In the motion urging the court to enter a judgement of acquittal, attorney Toribiong argues that there is no evidence that Gates had knowingly entered into any such criminal conspiracy to traffic drugs with Kazou. On the contrary, Toribiong alleges that “there is evidence that Julio Kazou told Director of the NEA, Officer Ishmael Aguon that Defendant [Nicanor Gates] and his wife are not involved in the case”.

Toribiong makes an unusual argument in support of the assertion that Gates’ and Kazou could not have made a conspiratorial agreement to traffic drugs. Veteran drug dealers, Toribiong’s motion concludes, do not make agreements about trafficking drugs by international telephone calls. This argument implies that drug criminals only ever make their agreements at secretive personal meetings, given that making international telephone calls leaves behind call records that could later be used by as incriminating evidence by investigators.

As there is no suggestion that Julio Kazou and Nicanor Gates met personally in the time immediately leading up to the parcel being sent, “the only means by which Defendant [Nicanor Gates] and Julio Kazou could have made a conspiratorial agreement to traffic methamphetamine was through telephone calls between Palau and California. For anyone to assume that an experienced drug dealer, Julio Kazou, to have done so through international phone calls is naïve as such agreements are normally made in secret”, the motion filed by Toribiong states.

However, a highly experienced drug enforcement expert strongly disagreed with Toribiong’s assertion that drug dealers do not commonly use telephones to arrange trafficking deals. Gregory D. Lee is a retired United States Drug Enforcement (DEA) Supervisory Special Agent. He has written multiple books on investigating terrorism, drugs as well as organised crime. During his time working for the US DEA on overseas operations in Pakistan directly took part in the arrest of 1993 New World World Trade Centre bombing terrorist mastermind Ramzi Yousef.
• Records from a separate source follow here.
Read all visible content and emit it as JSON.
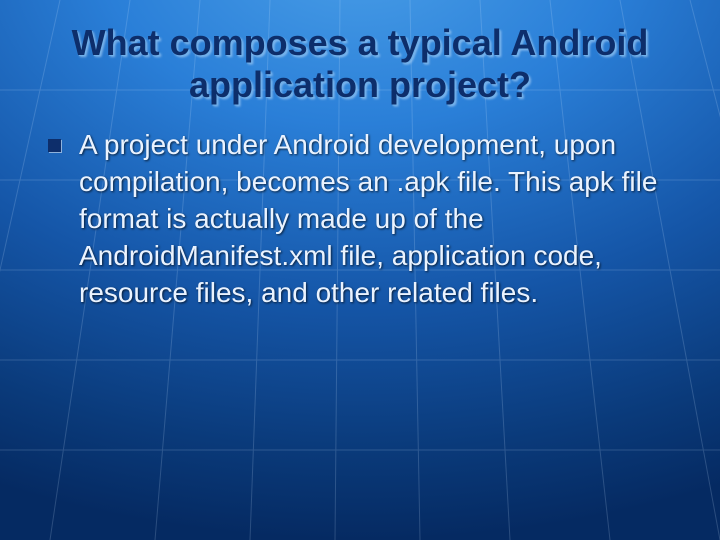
{
  "slide": {
    "title": "What composes a typical Android application project?",
    "bullets": [
      {
        "text": "A project under Android development, upon compilation, becomes an .apk file. This apk file format is actually made up of the AndroidManifest.xml file, application code, resource files, and other related files."
      }
    ]
  }
}
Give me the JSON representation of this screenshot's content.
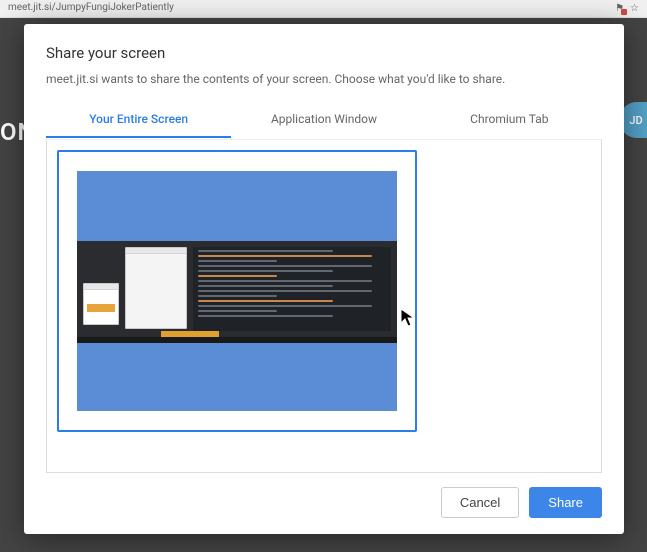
{
  "browser": {
    "url_fragment": "meet.jit.si/JumpyFungiJokerPatiently",
    "star": "☆",
    "flag": "⚑"
  },
  "background": {
    "left_text": "ON",
    "avatar_initials": "JD"
  },
  "dialog": {
    "title": "Share your screen",
    "subtitle": "meet.jit.si wants to share the contents of your screen. Choose what you'd like to share.",
    "tabs": [
      {
        "label": "Your Entire Screen",
        "active": true
      },
      {
        "label": "Application Window",
        "active": false
      },
      {
        "label": "Chromium Tab",
        "active": false
      }
    ],
    "preview": {
      "selected": true
    },
    "buttons": {
      "cancel": "Cancel",
      "share": "Share"
    }
  }
}
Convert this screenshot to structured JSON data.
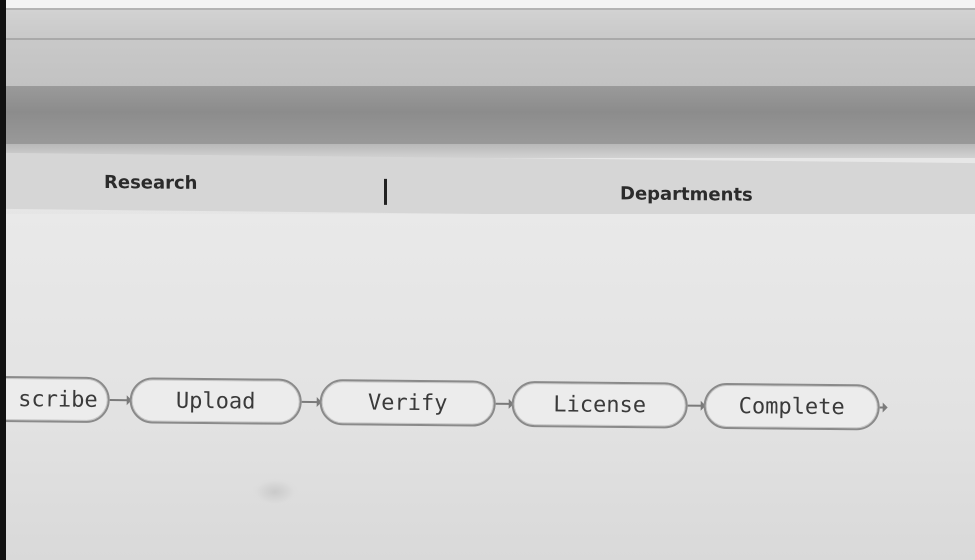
{
  "nav": {
    "items": [
      {
        "label": "Research"
      },
      {
        "label": "Departments"
      }
    ]
  },
  "workflow": {
    "steps": [
      {
        "label": "scribe"
      },
      {
        "label": "Upload"
      },
      {
        "label": "Verify"
      },
      {
        "label": "License"
      },
      {
        "label": "Complete"
      }
    ]
  }
}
“I think”, Lee stated, “the attorney is being desperate to overturn the conviction. Drug dealers, whether they are experienced or not, frequently use the telephone to arrange both domestic and international drug deals. Almost always these phone calls are cryptic, substituting innocent words for specific drugs, e.g. “Send me 10 white shirts,” could mean to send him 10 kilograms of cocaine. Considering the distance between California and Palau, it seems inconceivable that telephonic communication was not made…. There are endless possibilities how the drug transaction was arranged, but in all likelihood, a telephone was most probably utilized to finalize the details of the transaction.”

Thursday afternoon this week, a judge at the Supreme Court in Koror clarified that the court had, during the trial, orally denied a motion by the defendant for acquittal prior to the jury’s verdict, as it believed that either verdict, guilty or not guilty “a reasonable doubt or no reasonable doubt was fairly possible”. In the order, the judge also noted that the court intends to hold a hearing on the new written motion submitted by Toribiong this week for a judgement of acquittal once counsel for both sides have had time to fully brief the matter in line with the applicable appellate standards. It remains entirely uncertain how or when the judiciary will rule upon attorney Toribiong’s motion for the jury verdict against Gates to be set aside and a judgement of acquittal entered.

Nonetheless, the case of drug-parcel mailer Nicanor Gates seems certain to keep courts in Koror busy for months to come. (Colin C. Cortbus)